once commence the erection of manu
factories. There are any number ot
line water privileges along the line of
the Canal, and the Canal Company
offer most advantageous terms to any
one w ho will engage in any of the va
rious industries that can be conducted,
with profit in this county. Linn coun
ty. it is well known embraces within
its boundaries the largest and richest
body of agricultural lands in the State
It produces annually over a million
bushels of wheat, besides oats,, barley,
flax seed, wool, etc., but she sadly
needs manufactories to work up the
vast quantities of raw material at home,
which now is compelled to find a mar
ket somewhere else. , .
A large mill for the mannWture of
lumber would doubtless pay a large
dividend on the money Invested logs
being easily obtained, in unlimited
numbers, and brought to the mill
through tlie Canal.
It is believed that wheatand the other
products of the county will be brought
to Albany by means of the Canal, in
the course of time, doing away almost
entirely w ith teaming as suitable ves
sels win be built, capable of currying
from ten to thirty tons of grain, which
call-be towed by from one to- three
horses, making the trip betwesn Leb
anon and this city in four hours, sav
ing in the first instance, eight hours
hard pulling, and the labor of at least
eight animals. Some assert that small
learners w ill be able to navigate tlie
i anal, but my opinion is that tow
l oats are what will be needed. Ami
as I have said before, the freighting of
! lie portion ot tlie county reached by
the Canal, will be done in this manner,
and at one-half the cost of teaming.
As there is quite a fall at Elkins' barn,
locks are to fie built at that point.
If the above lines will serve tointer
est, your readers, yon may publish.
Truly Yours, A. B. M.
Albany, Nov. 24, 1873.
At the late meeting of the British
Association, in the Economic section.
Mrs. King read an importmit paper
discussing the grRit"scrvantqucstion."
Her views are novel and revolutiona
ry enough to satisfy tlie most radical
reformer." and she does not pro
pose, like so many reformers, tc over
throw thu present methods without
offering a substitute.
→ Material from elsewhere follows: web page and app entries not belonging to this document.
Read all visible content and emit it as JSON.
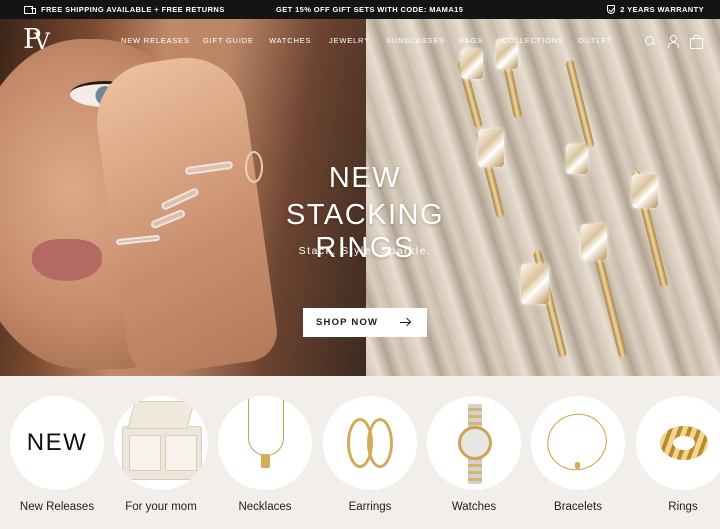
{
  "announcement": {
    "left": "FREE SHIPPING AVAILABLE + FREE RETURNS",
    "center": "GET 15% OFF GIFT SETS WITH CODE: MAMA15",
    "right": "2 YEARS WARRANTY"
  },
  "nav": {
    "items": [
      "NEW RELEASES",
      "GIFT GUIDE",
      "WATCHES",
      "JEWELRY",
      "SUNGLASSES",
      "BAGS",
      "COLLECTIONS",
      "OUTLET"
    ]
  },
  "hero": {
    "title_line1": "NEW",
    "title_line2": "STACKING RINGS",
    "subtitle": "Stack. Style. Sparkle.",
    "cta": "SHOP NOW"
  },
  "categories": {
    "new_badge": "NEW",
    "items": [
      {
        "label": "New Releases",
        "icon": "new-text"
      },
      {
        "label": "For your mom",
        "icon": "gift-box"
      },
      {
        "label": "Necklaces",
        "icon": "necklace"
      },
      {
        "label": "Earrings",
        "icon": "hoop-earrings"
      },
      {
        "label": "Watches",
        "icon": "watch"
      },
      {
        "label": "Bracelets",
        "icon": "bracelet"
      },
      {
        "label": "Rings",
        "icon": "ring"
      }
    ]
  },
  "colors": {
    "topbar_bg": "#141414",
    "page_bg": "#f2efea",
    "accent_gold": "#c9a14b"
  }
}
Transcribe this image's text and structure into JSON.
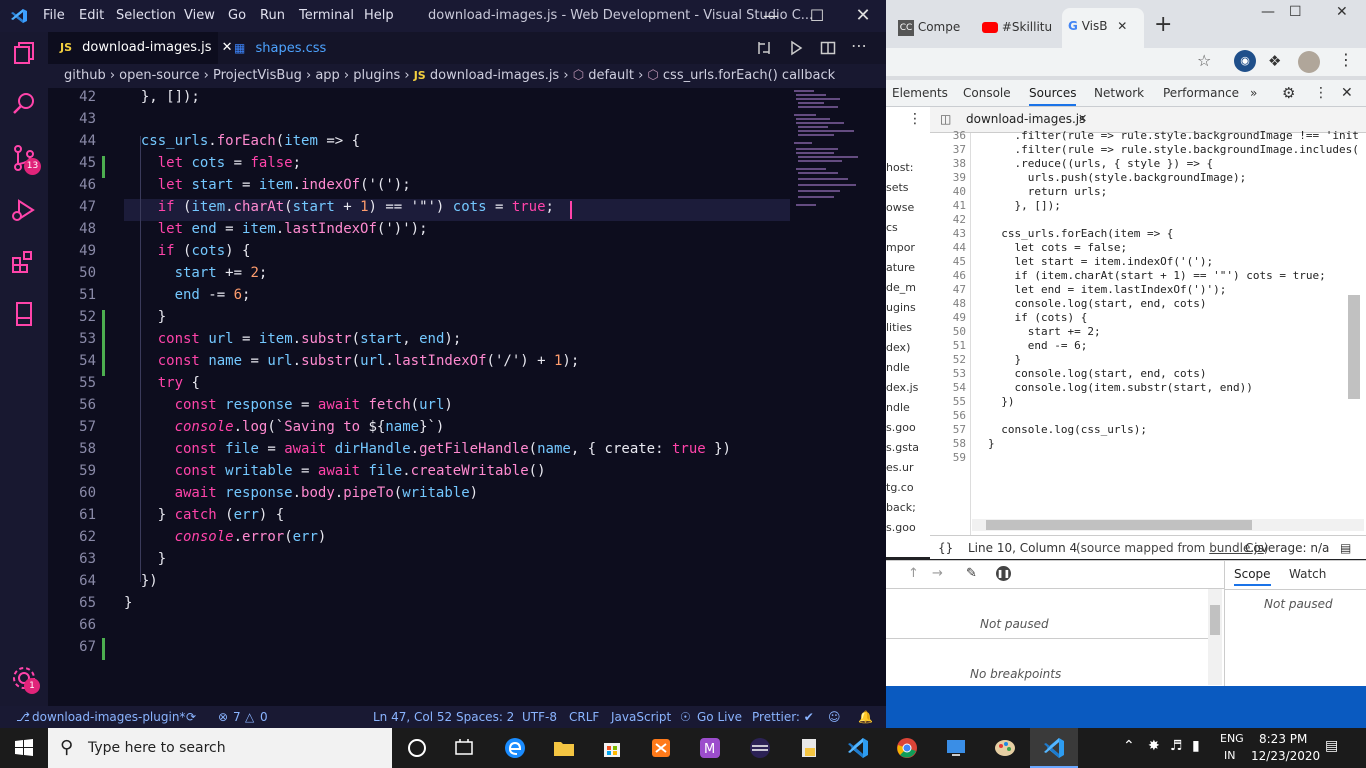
{
  "vscode": {
    "menu": [
      "File",
      "Edit",
      "Selection",
      "View",
      "Go",
      "Run",
      "Terminal",
      "Help"
    ],
    "window_title": "download-images.js - Web Development - Visual Studio C...",
    "tabs": [
      {
        "icon": "JS",
        "label": "download-images.js",
        "active": true
      },
      {
        "icon": "css",
        "label": "shapes.css",
        "active": false
      }
    ],
    "breadcrumb": [
      "github",
      "open-source",
      "ProjectVisBug",
      "app",
      "plugins",
      "download-images.js",
      "default",
      "css_urls.forEach() callback"
    ],
    "badges": {
      "source_control": "13",
      "settings": "1"
    },
    "code_lines": [
      {
        "n": "42",
        "text": "  }, []);"
      },
      {
        "n": "43",
        "text": ""
      },
      {
        "n": "44",
        "text": "  css_urls.forEach(item => {"
      },
      {
        "n": "45",
        "text": "    let cots = false;"
      },
      {
        "n": "46",
        "text": "    let start = item.indexOf('(');"
      },
      {
        "n": "47",
        "text": "    if (item.charAt(start + 1) == '\"') cots = true;"
      },
      {
        "n": "48",
        "text": "    let end = item.lastIndexOf(')');"
      },
      {
        "n": "49",
        "text": "    if (cots) {"
      },
      {
        "n": "50",
        "text": "      start += 2;"
      },
      {
        "n": "51",
        "text": "      end -= 6;"
      },
      {
        "n": "52",
        "text": "    }"
      },
      {
        "n": "53",
        "text": "    const url = item.substr(start, end);"
      },
      {
        "n": "54",
        "text": "    const name = url.substr(url.lastIndexOf('/') + 1);"
      },
      {
        "n": "55",
        "text": "    try {"
      },
      {
        "n": "56",
        "text": "      const response = await fetch(url)"
      },
      {
        "n": "57",
        "text": "      console.log(`Saving to ${name}`)"
      },
      {
        "n": "58",
        "text": "      const file = await dirHandle.getFileHandle(name, { create: true })"
      },
      {
        "n": "59",
        "text": "      const writable = await file.createWritable()"
      },
      {
        "n": "60",
        "text": "      await response.body.pipeTo(writable)"
      },
      {
        "n": "61",
        "text": "    } catch (err) {"
      },
      {
        "n": "62",
        "text": "      console.error(err)"
      },
      {
        "n": "63",
        "text": "    }"
      },
      {
        "n": "64",
        "text": "  })"
      },
      {
        "n": "65",
        "text": "}"
      },
      {
        "n": "66",
        "text": ""
      },
      {
        "n": "67",
        "text": ""
      }
    ],
    "status": {
      "branch": "download-images-plugin*",
      "errors": "7",
      "warnings": "0",
      "position": "Ln 47, Col 52",
      "spaces": "Spaces: 2",
      "encoding": "UTF-8",
      "eol": "CRLF",
      "language": "JavaScript",
      "golive": "Go Live",
      "prettier": "Prettier: ✔"
    }
  },
  "chrome": {
    "tabs": [
      {
        "label": "Compe"
      },
      {
        "label": "#Skillitu"
      },
      {
        "label": "VisB"
      }
    ],
    "devtools_tabs": [
      "Elements",
      "Console",
      "Sources",
      "Network",
      "Performance"
    ],
    "active_devtools_tab": "Sources",
    "source_file": "download-images.js",
    "left_panel_fragments": [
      "host:",
      "sets",
      "owse",
      "cs",
      "mpor",
      "ature",
      "de_m",
      "ugins",
      "lities",
      "dex)",
      "ndle",
      "dex.js",
      "ndle",
      "s.goo",
      "s.gsta",
      "es.ur",
      "tg.co",
      "back;",
      "s.goo"
    ],
    "source_lines": [
      {
        "n": "36",
        "text": "    .filter(rule => rule.style.backgroundImage !== 'init"
      },
      {
        "n": "37",
        "text": "    .filter(rule => rule.style.backgroundImage.includes("
      },
      {
        "n": "38",
        "text": "    .reduce((urls, { style }) => {"
      },
      {
        "n": "39",
        "text": "      urls.push(style.backgroundImage);"
      },
      {
        "n": "40",
        "text": "      return urls;"
      },
      {
        "n": "41",
        "text": "    }, []);"
      },
      {
        "n": "42",
        "text": ""
      },
      {
        "n": "43",
        "text": "  css_urls.forEach(item => {"
      },
      {
        "n": "44",
        "text": "    let cots = false;"
      },
      {
        "n": "45",
        "text": "    let start = item.indexOf('(');"
      },
      {
        "n": "46",
        "text": "    if (item.charAt(start + 1) == '\"') cots = true;"
      },
      {
        "n": "47",
        "text": "    let end = item.lastIndexOf(')');"
      },
      {
        "n": "48",
        "text": "    console.log(start, end, cots)"
      },
      {
        "n": "49",
        "text": "    if (cots) {"
      },
      {
        "n": "50",
        "text": "      start += 2;"
      },
      {
        "n": "51",
        "text": "      end -= 6;"
      },
      {
        "n": "52",
        "text": "    }"
      },
      {
        "n": "53",
        "text": "    console.log(start, end, cots)"
      },
      {
        "n": "54",
        "text": "    console.log(item.substr(start, end))"
      },
      {
        "n": "55",
        "text": "  })"
      },
      {
        "n": "56",
        "text": ""
      },
      {
        "n": "57",
        "text": "  console.log(css_urls);"
      },
      {
        "n": "58",
        "text": "}"
      },
      {
        "n": "59",
        "text": ""
      }
    ],
    "status_line": "Line 10, Column 4",
    "source_mapped_prefix": "(source mapped from ",
    "source_mapped_link": "bundle.js",
    "source_mapped_suffix": ")",
    "coverage": "Coverage: n/a",
    "scope_tab": "Scope",
    "watch_tab": "Watch",
    "not_paused_left": "Not paused",
    "not_paused_right": "Not paused",
    "no_breakpoints": "No breakpoints"
  },
  "taskbar": {
    "search_placeholder": "Type here to search",
    "lang_line1": "ENG",
    "lang_line2": "IN",
    "time": "8:23 PM",
    "date": "12/23/2020"
  }
}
She wants to
lielp both employer and employed,
especially the latter ; and her idea for
the purpose is that the middle class in
towns should give up separate resi
dences, "which are failures," and
lodge in huge cooperative clubs, or
mansions, or notels. where all service
should be performed by women com
ing In three relays the llrst to dean
up. the. second to cook, and the third
to lie guardians during the night.
That would, she says, in the end, be
cheaer than present methods ; ser
vants living at home would have tiuw
for self-culture, and the mistren8S
would be much relieved front labor.
Indeed, Mrs. King does not want the
"better classes" even to understand"
domestic management, saying tlwl
servants will never be good while their
employers meddle iu the work.